Many visitors to Salem, Massachusetts already know about its spooky past and the witchcraft trials of the 1690s. Several museums dedicated to the trials are open for visitors including the Salem Witch Museum, the Witch House (the former home of Judge Corwin, one of the judges involved in the trials), and the Witch History Museum. After learning about the omens that condemned the young women during the trials, visitors can try their luck with modern-day psychics and get a tarot or palm reading at Crow Haven Corner. Salem is more than witchcraft and sorcery. Charlotte Forten Park, Salem’s newest green space, is a 25,000 square foot park named after the abolitionist and Salem State’s first African American graduate. It’s the perfect place to lounge in the sun, stroll along the waterfront, or take in an impromptu musical performance. The park is directly connected to the downtown area making it easy to get to favorite shops and restaurants.
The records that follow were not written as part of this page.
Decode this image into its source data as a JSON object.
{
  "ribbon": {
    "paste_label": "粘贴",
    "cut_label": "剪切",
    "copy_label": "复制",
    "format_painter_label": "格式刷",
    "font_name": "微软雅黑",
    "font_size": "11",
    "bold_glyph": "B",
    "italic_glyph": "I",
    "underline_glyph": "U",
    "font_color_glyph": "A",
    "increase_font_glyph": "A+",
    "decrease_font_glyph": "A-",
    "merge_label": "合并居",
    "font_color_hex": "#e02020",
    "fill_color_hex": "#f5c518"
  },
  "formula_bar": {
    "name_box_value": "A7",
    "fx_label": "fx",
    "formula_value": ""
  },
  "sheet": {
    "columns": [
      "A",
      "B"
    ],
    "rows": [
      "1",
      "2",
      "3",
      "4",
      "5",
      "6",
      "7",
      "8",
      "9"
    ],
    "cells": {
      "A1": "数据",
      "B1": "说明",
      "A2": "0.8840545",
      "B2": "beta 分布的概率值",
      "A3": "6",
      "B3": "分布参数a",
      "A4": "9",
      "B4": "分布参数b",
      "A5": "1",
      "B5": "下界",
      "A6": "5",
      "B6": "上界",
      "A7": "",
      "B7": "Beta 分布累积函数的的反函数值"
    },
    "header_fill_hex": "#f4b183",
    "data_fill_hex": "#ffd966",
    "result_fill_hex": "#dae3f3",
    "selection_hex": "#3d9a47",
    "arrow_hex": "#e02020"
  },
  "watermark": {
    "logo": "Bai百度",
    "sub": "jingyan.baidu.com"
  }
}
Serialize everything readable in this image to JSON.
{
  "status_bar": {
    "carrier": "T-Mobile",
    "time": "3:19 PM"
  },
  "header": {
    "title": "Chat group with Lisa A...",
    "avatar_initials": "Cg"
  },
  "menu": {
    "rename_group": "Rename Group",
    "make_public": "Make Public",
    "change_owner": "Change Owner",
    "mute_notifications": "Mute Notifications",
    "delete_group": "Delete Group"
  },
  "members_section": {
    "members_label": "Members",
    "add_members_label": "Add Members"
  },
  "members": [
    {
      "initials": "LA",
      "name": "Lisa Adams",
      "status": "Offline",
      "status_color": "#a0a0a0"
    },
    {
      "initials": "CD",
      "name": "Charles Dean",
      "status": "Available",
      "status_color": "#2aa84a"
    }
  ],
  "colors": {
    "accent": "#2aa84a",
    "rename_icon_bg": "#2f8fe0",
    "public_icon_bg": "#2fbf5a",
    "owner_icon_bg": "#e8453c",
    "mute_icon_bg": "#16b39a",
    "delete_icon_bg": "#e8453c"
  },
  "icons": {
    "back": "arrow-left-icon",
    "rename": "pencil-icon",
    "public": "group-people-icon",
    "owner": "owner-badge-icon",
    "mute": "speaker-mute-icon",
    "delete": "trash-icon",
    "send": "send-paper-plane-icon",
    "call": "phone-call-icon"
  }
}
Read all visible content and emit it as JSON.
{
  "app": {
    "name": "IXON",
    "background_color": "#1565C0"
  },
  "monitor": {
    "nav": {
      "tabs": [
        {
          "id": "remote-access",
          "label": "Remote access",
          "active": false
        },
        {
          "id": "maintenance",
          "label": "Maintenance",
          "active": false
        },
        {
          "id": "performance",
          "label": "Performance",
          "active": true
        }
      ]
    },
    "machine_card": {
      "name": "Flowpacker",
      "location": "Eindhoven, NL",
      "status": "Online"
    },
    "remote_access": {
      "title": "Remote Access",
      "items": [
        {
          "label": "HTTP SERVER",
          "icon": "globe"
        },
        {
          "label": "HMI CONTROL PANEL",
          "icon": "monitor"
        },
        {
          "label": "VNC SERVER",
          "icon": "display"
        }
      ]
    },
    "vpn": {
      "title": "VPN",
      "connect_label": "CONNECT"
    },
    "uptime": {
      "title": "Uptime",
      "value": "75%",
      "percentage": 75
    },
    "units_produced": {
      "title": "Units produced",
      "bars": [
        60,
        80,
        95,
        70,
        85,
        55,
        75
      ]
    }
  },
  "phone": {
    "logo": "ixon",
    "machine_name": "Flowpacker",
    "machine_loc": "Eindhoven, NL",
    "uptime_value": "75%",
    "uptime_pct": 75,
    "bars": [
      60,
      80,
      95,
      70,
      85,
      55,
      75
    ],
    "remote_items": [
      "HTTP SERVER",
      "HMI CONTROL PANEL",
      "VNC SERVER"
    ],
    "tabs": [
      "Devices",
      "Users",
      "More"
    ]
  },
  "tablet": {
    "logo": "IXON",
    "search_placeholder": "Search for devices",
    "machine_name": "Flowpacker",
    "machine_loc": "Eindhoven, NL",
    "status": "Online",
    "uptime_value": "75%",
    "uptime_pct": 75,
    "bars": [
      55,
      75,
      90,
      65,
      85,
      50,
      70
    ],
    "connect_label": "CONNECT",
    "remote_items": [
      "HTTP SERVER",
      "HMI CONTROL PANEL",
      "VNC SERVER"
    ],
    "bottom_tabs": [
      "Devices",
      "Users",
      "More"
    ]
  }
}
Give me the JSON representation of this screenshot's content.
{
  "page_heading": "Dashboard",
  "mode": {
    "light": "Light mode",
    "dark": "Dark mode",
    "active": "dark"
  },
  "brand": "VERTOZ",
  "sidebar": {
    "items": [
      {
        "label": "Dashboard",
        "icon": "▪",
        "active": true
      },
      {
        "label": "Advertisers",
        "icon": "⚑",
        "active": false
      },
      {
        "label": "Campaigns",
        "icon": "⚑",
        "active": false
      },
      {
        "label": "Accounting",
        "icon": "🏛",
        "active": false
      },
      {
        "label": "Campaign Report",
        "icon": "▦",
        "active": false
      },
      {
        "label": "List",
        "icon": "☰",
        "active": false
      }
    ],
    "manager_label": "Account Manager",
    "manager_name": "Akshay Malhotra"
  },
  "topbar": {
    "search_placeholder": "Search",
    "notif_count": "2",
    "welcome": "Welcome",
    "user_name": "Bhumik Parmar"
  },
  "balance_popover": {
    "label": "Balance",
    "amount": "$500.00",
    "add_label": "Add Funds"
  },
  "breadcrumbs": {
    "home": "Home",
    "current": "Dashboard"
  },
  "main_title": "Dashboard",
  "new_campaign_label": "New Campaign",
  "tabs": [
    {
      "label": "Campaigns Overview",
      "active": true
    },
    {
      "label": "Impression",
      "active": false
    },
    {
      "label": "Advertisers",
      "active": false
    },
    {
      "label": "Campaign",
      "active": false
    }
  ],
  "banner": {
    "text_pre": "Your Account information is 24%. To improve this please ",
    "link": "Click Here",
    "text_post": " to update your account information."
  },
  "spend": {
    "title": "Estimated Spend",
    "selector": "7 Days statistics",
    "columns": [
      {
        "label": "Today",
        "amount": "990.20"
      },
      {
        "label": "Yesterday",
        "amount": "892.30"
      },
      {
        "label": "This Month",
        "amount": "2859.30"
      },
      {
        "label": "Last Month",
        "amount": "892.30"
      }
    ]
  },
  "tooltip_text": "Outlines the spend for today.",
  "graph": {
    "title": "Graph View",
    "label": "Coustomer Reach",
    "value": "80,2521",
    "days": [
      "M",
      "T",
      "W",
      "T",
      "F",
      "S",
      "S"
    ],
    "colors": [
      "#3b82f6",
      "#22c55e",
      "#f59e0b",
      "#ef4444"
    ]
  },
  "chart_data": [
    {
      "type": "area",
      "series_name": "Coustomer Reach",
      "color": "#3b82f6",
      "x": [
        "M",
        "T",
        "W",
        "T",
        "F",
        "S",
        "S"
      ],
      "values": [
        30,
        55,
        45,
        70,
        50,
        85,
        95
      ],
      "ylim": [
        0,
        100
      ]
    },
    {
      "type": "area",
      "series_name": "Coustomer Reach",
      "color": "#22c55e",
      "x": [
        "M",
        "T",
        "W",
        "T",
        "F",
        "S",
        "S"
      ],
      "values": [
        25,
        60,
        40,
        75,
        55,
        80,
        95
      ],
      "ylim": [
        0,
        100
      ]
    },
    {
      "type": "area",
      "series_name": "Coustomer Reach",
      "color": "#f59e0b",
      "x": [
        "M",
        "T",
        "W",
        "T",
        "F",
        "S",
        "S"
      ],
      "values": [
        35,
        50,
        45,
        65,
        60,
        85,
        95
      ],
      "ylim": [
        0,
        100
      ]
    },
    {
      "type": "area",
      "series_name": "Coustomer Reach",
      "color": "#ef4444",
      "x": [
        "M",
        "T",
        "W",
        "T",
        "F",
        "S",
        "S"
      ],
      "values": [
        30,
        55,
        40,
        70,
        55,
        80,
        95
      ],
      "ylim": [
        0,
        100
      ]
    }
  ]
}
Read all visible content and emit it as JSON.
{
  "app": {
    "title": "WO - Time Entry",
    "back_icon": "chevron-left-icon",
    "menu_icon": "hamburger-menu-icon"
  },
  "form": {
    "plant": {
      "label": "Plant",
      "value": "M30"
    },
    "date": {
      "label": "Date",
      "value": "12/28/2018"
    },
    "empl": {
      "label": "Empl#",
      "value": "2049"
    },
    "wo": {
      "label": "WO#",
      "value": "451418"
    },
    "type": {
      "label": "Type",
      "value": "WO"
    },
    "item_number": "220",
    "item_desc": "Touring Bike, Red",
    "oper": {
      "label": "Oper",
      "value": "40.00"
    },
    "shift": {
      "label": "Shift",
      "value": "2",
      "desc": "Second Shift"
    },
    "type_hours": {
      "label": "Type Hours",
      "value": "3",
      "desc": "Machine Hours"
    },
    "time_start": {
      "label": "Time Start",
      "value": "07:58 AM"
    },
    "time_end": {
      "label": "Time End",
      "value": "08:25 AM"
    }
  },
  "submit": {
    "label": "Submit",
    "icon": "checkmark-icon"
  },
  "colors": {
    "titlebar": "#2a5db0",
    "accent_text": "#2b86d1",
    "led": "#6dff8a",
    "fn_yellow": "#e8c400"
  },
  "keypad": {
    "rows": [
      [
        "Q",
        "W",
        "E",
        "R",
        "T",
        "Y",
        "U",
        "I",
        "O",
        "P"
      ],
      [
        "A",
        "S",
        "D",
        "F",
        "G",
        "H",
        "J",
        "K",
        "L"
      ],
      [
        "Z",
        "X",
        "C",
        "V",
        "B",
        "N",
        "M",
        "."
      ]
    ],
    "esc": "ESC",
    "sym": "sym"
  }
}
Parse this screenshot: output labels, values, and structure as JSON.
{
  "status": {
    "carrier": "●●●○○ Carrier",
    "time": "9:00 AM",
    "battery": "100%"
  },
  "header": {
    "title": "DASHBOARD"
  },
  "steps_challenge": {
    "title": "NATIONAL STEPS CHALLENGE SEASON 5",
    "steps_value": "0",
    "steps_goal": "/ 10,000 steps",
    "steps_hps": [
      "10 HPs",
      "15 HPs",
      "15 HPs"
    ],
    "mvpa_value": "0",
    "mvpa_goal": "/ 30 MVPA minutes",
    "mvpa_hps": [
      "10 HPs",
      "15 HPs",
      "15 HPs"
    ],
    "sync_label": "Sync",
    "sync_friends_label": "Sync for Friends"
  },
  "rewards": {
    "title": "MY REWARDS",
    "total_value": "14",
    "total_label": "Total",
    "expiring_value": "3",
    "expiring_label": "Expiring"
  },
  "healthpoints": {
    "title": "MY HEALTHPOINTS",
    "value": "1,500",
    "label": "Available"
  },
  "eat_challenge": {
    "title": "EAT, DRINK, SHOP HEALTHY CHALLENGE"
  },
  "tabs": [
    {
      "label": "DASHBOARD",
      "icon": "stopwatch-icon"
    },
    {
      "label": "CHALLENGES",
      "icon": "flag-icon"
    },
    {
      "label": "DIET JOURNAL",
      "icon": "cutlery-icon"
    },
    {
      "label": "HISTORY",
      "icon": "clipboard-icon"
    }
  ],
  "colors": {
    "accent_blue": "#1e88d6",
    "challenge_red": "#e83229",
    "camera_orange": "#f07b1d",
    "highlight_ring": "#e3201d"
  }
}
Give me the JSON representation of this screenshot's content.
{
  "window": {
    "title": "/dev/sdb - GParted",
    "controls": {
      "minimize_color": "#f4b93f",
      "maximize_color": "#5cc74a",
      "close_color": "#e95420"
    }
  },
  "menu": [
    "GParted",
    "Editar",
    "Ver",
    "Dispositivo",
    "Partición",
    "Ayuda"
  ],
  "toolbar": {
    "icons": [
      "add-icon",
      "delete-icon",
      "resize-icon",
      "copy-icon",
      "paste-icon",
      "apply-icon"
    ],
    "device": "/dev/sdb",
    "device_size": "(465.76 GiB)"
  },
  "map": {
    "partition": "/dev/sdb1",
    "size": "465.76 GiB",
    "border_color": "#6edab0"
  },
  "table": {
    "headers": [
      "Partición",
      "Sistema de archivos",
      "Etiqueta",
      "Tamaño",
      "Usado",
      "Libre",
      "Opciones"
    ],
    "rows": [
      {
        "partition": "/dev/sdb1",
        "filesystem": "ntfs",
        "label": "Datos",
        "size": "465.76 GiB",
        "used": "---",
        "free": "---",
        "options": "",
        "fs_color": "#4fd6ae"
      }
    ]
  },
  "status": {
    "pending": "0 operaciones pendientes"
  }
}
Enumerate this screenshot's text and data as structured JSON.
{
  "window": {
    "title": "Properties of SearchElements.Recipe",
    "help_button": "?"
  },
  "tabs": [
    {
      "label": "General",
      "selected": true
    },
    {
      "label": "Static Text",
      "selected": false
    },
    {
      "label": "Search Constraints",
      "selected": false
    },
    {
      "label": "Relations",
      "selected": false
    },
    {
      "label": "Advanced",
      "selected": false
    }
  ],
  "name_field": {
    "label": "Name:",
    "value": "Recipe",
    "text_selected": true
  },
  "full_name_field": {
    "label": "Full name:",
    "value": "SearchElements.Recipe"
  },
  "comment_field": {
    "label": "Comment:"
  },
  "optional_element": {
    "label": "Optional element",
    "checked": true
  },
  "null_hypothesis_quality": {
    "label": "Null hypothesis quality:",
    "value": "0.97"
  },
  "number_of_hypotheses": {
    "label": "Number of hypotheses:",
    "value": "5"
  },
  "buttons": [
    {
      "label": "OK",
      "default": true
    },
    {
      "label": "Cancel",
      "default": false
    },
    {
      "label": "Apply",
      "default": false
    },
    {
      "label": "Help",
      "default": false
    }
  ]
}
Old Orchard Beach is a nostalgic trip down memory lane to the beach vacations of yesteryear. Seven miles of beach is bordered by an old fashioned boardwalk alive with arcades, restaurants, carnival games, and folks fishing off of the pier. Don’t let the wistful ambiance fool you, there are plenty of modern things to do including sailboat or paddleboard rentals and zip lining. The Old Orchard Beach pier looks like something out of a movie. Buildings pop up out of the ocean and seem to precariously balance on a crisscrossing network of stilts. Charter a fishing boat and get a better look at the floating structure before heading out to sea for a day of angling. All of this shmaltzy beach fun is fewer than two hours from Boston.
For those still trying to safely avoid crowded areas, try taking a hike up Mount Monadnock. The state park of the same name is 2 hours from Boston and just across the border in New Hampshire. It’s only $5 to get in and parking is included. From the parking lot, there are 3 trails of varying difficulty to the 3,000+ foot summit. On clear days, intrepid hikers can see the Boston skyline from the top of the mountain in addition to the surrounding valleys. Intermediate hikers should consider taking the White Dot Trail (which is a bit steeper and rockier) to the top and then follow the White Cross Trail back to the parking lot (a much easier way down).